The health and social care secretary has hinted that the current leadership of NHS England’s digital strategy is likely to be reformed
Although we’ve seen some phenomenal work on digital transformation during this pandemic from so many people, it does strike me as a bit odd...that digital leadership is currently split between NHSE, NHSX and NHS Digital.” Sajid Javid, health and social care secretary
Health and social care secretary Sajid Javid has described the way digital technology is led in the NHS as “odd”.
Addressing the NHS Providers conference, he said: “Although we’ve seen some phenomenal work on digital transformation during this pandemic from so many people, it does strike me as a bit odd, let’s say, that digital leadership is currently split between NHSE, NHSX and NHS Digital.”
Seeming to imply that the leadership structure might change, he went on: “I’m very interested in seeing how we can bring together critical decision makers, whether it’s at a local or national level.” He added: “And this is something that Laura Wade-Gery is looking at in her review.”
Last year Wade-Gery was commissioned by the then health secretary Matt Hancock to review the NHS’s technology leadership. It was originally due to be published late in 2020, but has been delayed, possibly because its recommendation to create an entirely new Transformation Taskforce, rather than merge existing agencies, did not meet with Hancock’s approval.
Javid also told the conference that the health system would need a “strong sense of direction” to recover from the pandemic and he would investigate whether the NHS “has what it needs” to deliver change.
Referring to the review of NHS leadership announced last month, he said: “We need the best possible leadership in place.
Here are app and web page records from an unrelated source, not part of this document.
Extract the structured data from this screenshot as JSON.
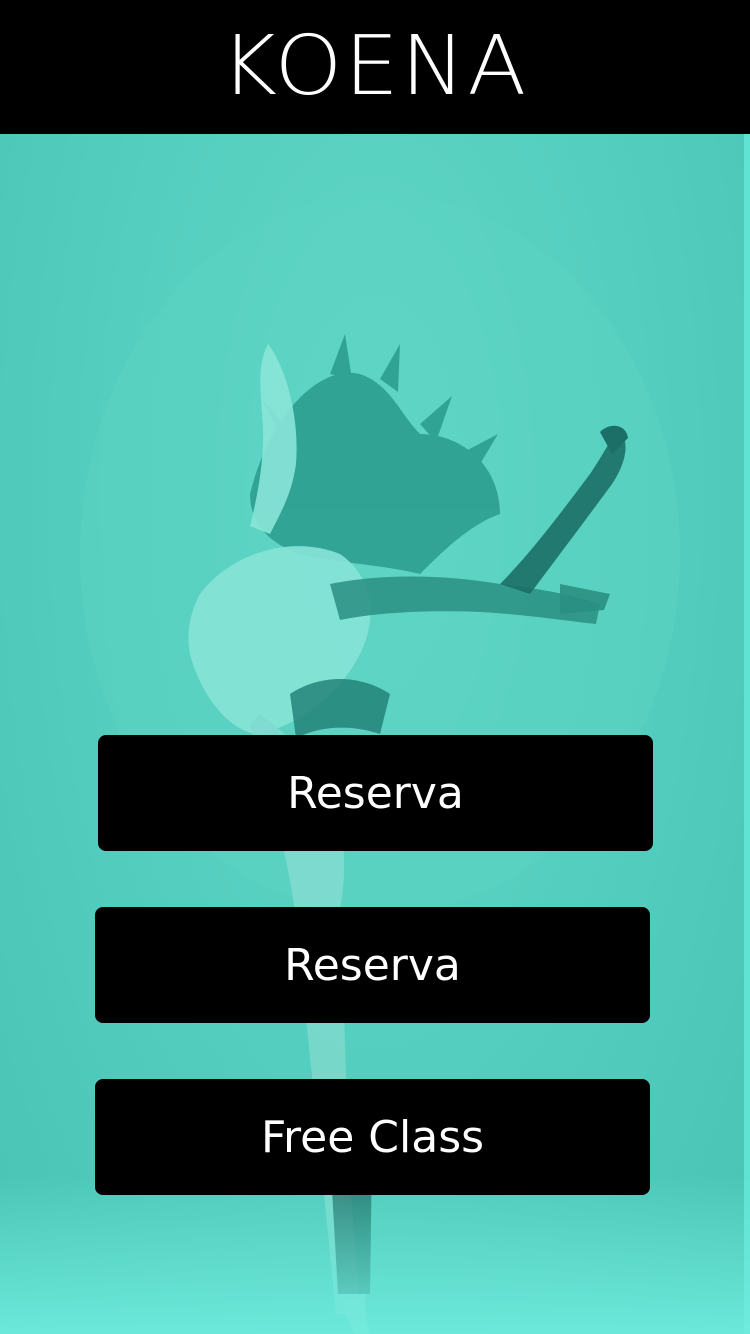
{
  "header": {
    "brand": "KOENA"
  },
  "hero": {
    "image_alt": "dancer-photo"
  },
  "buttons": [
    {
      "label": "Reserva"
    },
    {
      "label": "Reserva"
    },
    {
      "label": "Free Class"
    }
  ],
  "colors": {
    "header_bg": "#000000",
    "hero_tint": "#55cfbf",
    "button_bg": "#000000",
    "button_text": "#ffffff"
  }
}
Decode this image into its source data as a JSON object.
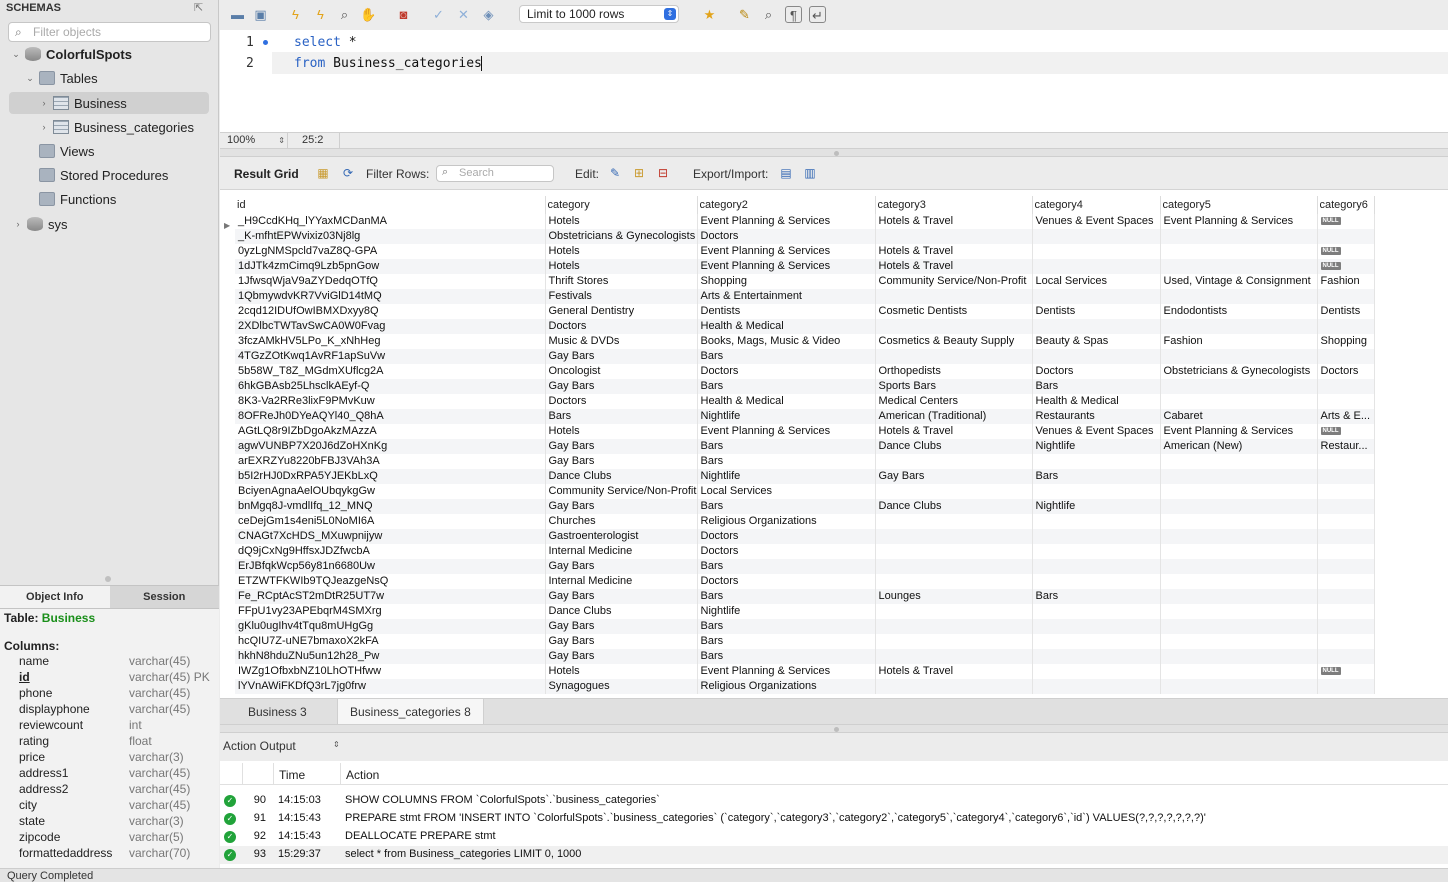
{
  "sidebar": {
    "title": "SCHEMAS",
    "filter_placeholder": "Filter objects",
    "tree": {
      "schema1": "ColorfulSpots",
      "tables_folder": "Tables",
      "table1": "Business",
      "table2": "Business_categories",
      "views": "Views",
      "procedures": "Stored Procedures",
      "functions": "Functions",
      "schema2": "sys"
    },
    "tabs": {
      "object_info": "Object Info",
      "session": "Session"
    },
    "info": {
      "table_prefix": "Table:",
      "table_name": "Business",
      "columns_label": "Columns:",
      "columns": [
        {
          "name": "name",
          "type": "varchar(45)"
        },
        {
          "name": "id",
          "type": "varchar(45) PK"
        },
        {
          "name": "phone",
          "type": "varchar(45)"
        },
        {
          "name": "displayphone",
          "type": "varchar(45)"
        },
        {
          "name": "reviewcount",
          "type": "int"
        },
        {
          "name": "rating",
          "type": "float"
        },
        {
          "name": "price",
          "type": "varchar(3)"
        },
        {
          "name": "address1",
          "type": "varchar(45)"
        },
        {
          "name": "address2",
          "type": "varchar(45)"
        },
        {
          "name": "city",
          "type": "varchar(45)"
        },
        {
          "name": "state",
          "type": "varchar(3)"
        },
        {
          "name": "zipcode",
          "type": "varchar(5)"
        },
        {
          "name": "formattedaddress",
          "type": "varchar(70)"
        }
      ]
    }
  },
  "toolbar": {
    "limit_label": "Limit to 1000 rows"
  },
  "editor": {
    "line1_no": "1",
    "line2_no": "2",
    "line1_kw": "select",
    "line1_rest": " *",
    "line2_kw": "from",
    "line2_rest": " Business_categories",
    "zoom": "100%",
    "cursor": "25:2"
  },
  "result_toolbar": {
    "grid_label": "Result Grid",
    "filter_label": "Filter Rows:",
    "search_placeholder": "Search",
    "edit_label": "Edit:",
    "export_label": "Export/Import:"
  },
  "grid": {
    "null_text": "NULL",
    "columns": [
      "id",
      "category",
      "category2",
      "category3",
      "category4",
      "category5",
      "category6"
    ],
    "rows": [
      [
        "_H9CcdKHq_lYYaxMCDanMA",
        "Hotels",
        "Event Planning & Services",
        "Hotels & Travel",
        "Venues & Event Spaces",
        "Event Planning & Services",
        null
      ],
      [
        "_K-mfhtEPWvixiz03Nj8lg",
        "Obstetricians & Gynecologists",
        "Doctors",
        "",
        "",
        "",
        ""
      ],
      [
        "0yzLgNMSpcld7vaZ8Q-GPA",
        "Hotels",
        "Event Planning & Services",
        "Hotels & Travel",
        "",
        "",
        null
      ],
      [
        "1dJTk4zmCimq9Lzb5pnGow",
        "Hotels",
        "Event Planning & Services",
        "Hotels & Travel",
        "",
        "",
        null
      ],
      [
        "1JfwsqWjaV9aZYDedqOTfQ",
        "Thrift Stores",
        "Shopping",
        "Community Service/Non-Profit",
        "Local Services",
        "Used, Vintage & Consignment",
        "Fashion"
      ],
      [
        "1QbmywdvKR7VviGlD14tMQ",
        "Festivals",
        "Arts & Entertainment",
        "",
        "",
        "",
        ""
      ],
      [
        "2cqd12IDUfOwIBMXDxyy8Q",
        "General Dentistry",
        "Dentists",
        "Cosmetic Dentists",
        "Dentists",
        "Endodontists",
        "Dentists"
      ],
      [
        "2XDlbcTWTavSwCA0W0Fvag",
        "Doctors",
        "Health & Medical",
        "",
        "",
        "",
        ""
      ],
      [
        "3fczAMkHV5LPo_K_xNhHeg",
        "Music & DVDs",
        "Books, Mags, Music & Video",
        "Cosmetics & Beauty Supply",
        "Beauty & Spas",
        "Fashion",
        "Shopping"
      ],
      [
        "4TGzZOtKwq1AvRF1apSuVw",
        "Gay Bars",
        "Bars",
        "",
        "",
        "",
        ""
      ],
      [
        "5b58W_T8Z_MGdmXUflcg2A",
        "Oncologist",
        "Doctors",
        "Orthopedists",
        "Doctors",
        "Obstetricians & Gynecologists",
        "Doctors"
      ],
      [
        "6hkGBAsb25LhsclkAEyf-Q",
        "Gay Bars",
        "Bars",
        "Sports Bars",
        "Bars",
        "",
        ""
      ],
      [
        "8K3-Va2RRe3lixF9PMvKuw",
        "Doctors",
        "Health & Medical",
        "Medical Centers",
        "Health & Medical",
        "",
        ""
      ],
      [
        "8OFReJh0DYeAQYl40_Q8hA",
        "Bars",
        "Nightlife",
        "American (Traditional)",
        "Restaurants",
        "Cabaret",
        "Arts & E..."
      ],
      [
        "AGtLQ8r9IZbDgoAkzMAzzA",
        "Hotels",
        "Event Planning & Services",
        "Hotels & Travel",
        "Venues & Event Spaces",
        "Event Planning & Services",
        null
      ],
      [
        "agwVUNBP7X20J6dZoHXnKg",
        "Gay Bars",
        "Bars",
        "Dance Clubs",
        "Nightlife",
        "American (New)",
        "Restaur..."
      ],
      [
        "arEXRZYu8220bFBJ3VAh3A",
        "Gay Bars",
        "Bars",
        "",
        "",
        "",
        ""
      ],
      [
        "b5I2rHJ0DxRPA5YJEKbLxQ",
        "Dance Clubs",
        "Nightlife",
        "Gay Bars",
        "Bars",
        "",
        ""
      ],
      [
        "BciyenAgnaAelOUbqykgGw",
        "Community Service/Non-Profit",
        "Local Services",
        "",
        "",
        "",
        ""
      ],
      [
        "bnMgq8J-vmdlIfq_12_MNQ",
        "Gay Bars",
        "Bars",
        "Dance Clubs",
        "Nightlife",
        "",
        ""
      ],
      [
        "ceDejGm1s4eni5L0NoMI6A",
        "Churches",
        "Religious Organizations",
        "",
        "",
        "",
        ""
      ],
      [
        "CNAGt7XcHDS_MXuwpnijyw",
        "Gastroenterologist",
        "Doctors",
        "",
        "",
        "",
        ""
      ],
      [
        "dQ9jCxNg9HffsxJDZfwcbA",
        "Internal Medicine",
        "Doctors",
        "",
        "",
        "",
        ""
      ],
      [
        "ErJBfqkWcp56y81n6680Uw",
        "Gay Bars",
        "Bars",
        "",
        "",
        "",
        ""
      ],
      [
        "ETZWTFKWIb9TQJeazgeNsQ",
        "Internal Medicine",
        "Doctors",
        "",
        "",
        "",
        ""
      ],
      [
        "Fe_RCptAcST2mDtR25UT7w",
        "Gay Bars",
        "Bars",
        "Lounges",
        "Bars",
        "",
        ""
      ],
      [
        "FFpU1vy23APEbqrM4SMXrg",
        "Dance Clubs",
        "Nightlife",
        "",
        "",
        "",
        ""
      ],
      [
        "gKlu0ugIhv4tTqu8mUHgGg",
        "Gay Bars",
        "Bars",
        "",
        "",
        "",
        ""
      ],
      [
        "hcQIU7Z-uNE7bmaxoX2kFA",
        "Gay Bars",
        "Bars",
        "",
        "",
        "",
        ""
      ],
      [
        "hkhN8hduZNu5un12h28_Pw",
        "Gay Bars",
        "Bars",
        "",
        "",
        "",
        ""
      ],
      [
        "IWZg1OfbxbNZ10LhOTHfww",
        "Hotels",
        "Event Planning & Services",
        "Hotels & Travel",
        "",
        "",
        null
      ],
      [
        "lYVnAWiFKDfQ3rL7jg0frw",
        "Synagogues",
        "Religious Organizations",
        "",
        "",
        "",
        ""
      ]
    ]
  },
  "result_tabs": [
    "Business 3",
    "Business_categories 8"
  ],
  "output": {
    "selector": "Action Output",
    "col_time": "Time",
    "col_action": "Action",
    "rows": [
      {
        "num": "90",
        "time": "14:15:03",
        "action": "SHOW COLUMNS FROM `ColorfulSpots`.`business_categories`"
      },
      {
        "num": "91",
        "time": "14:15:43",
        "action": "PREPARE stmt FROM 'INSERT INTO `ColorfulSpots`.`business_categories` (`category`,`category3`,`category2`,`category5`,`category4`,`category6`,`id`) VALUES(?,?,?,?,?,?,?)'"
      },
      {
        "num": "92",
        "time": "14:15:43",
        "action": "DEALLOCATE PREPARE stmt"
      },
      {
        "num": "93",
        "time": "15:29:37",
        "action": "select * from Business_categories LIMIT 0, 1000"
      }
    ]
  },
  "status": "Query Completed"
}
The coronavirus pandemic has been a test of leadership in so many ways, and so many leaders in the NHS have risen to the occasion.”
Javid also said that he was interested in “how we can bring together critical decision makers, whether it’s at a local or national level.” The Health and Care Bill, which would “bring the right people and organisations to improve the health and wellbeing of their areas through Integrated Care Systems” was an example of that kind of shift, he said.
He added that the forthcoming White Paper on integration “will go even further.” The paper will “set out our proposals for how health and care can work better as one. How we can stop patients from being bounced around different parts of the system, provide the right care, in the right place, at the right time and make it easier for all of you to do your jobs.”
It was necessary, he said, to plan more effectively for the long-term, “with shared strategies and clear accountability for delivery” as well as “far-reaching plans that shun short-termism and look at what fundamental changes we need, looking far beyond the life-cycle of a single parliament.”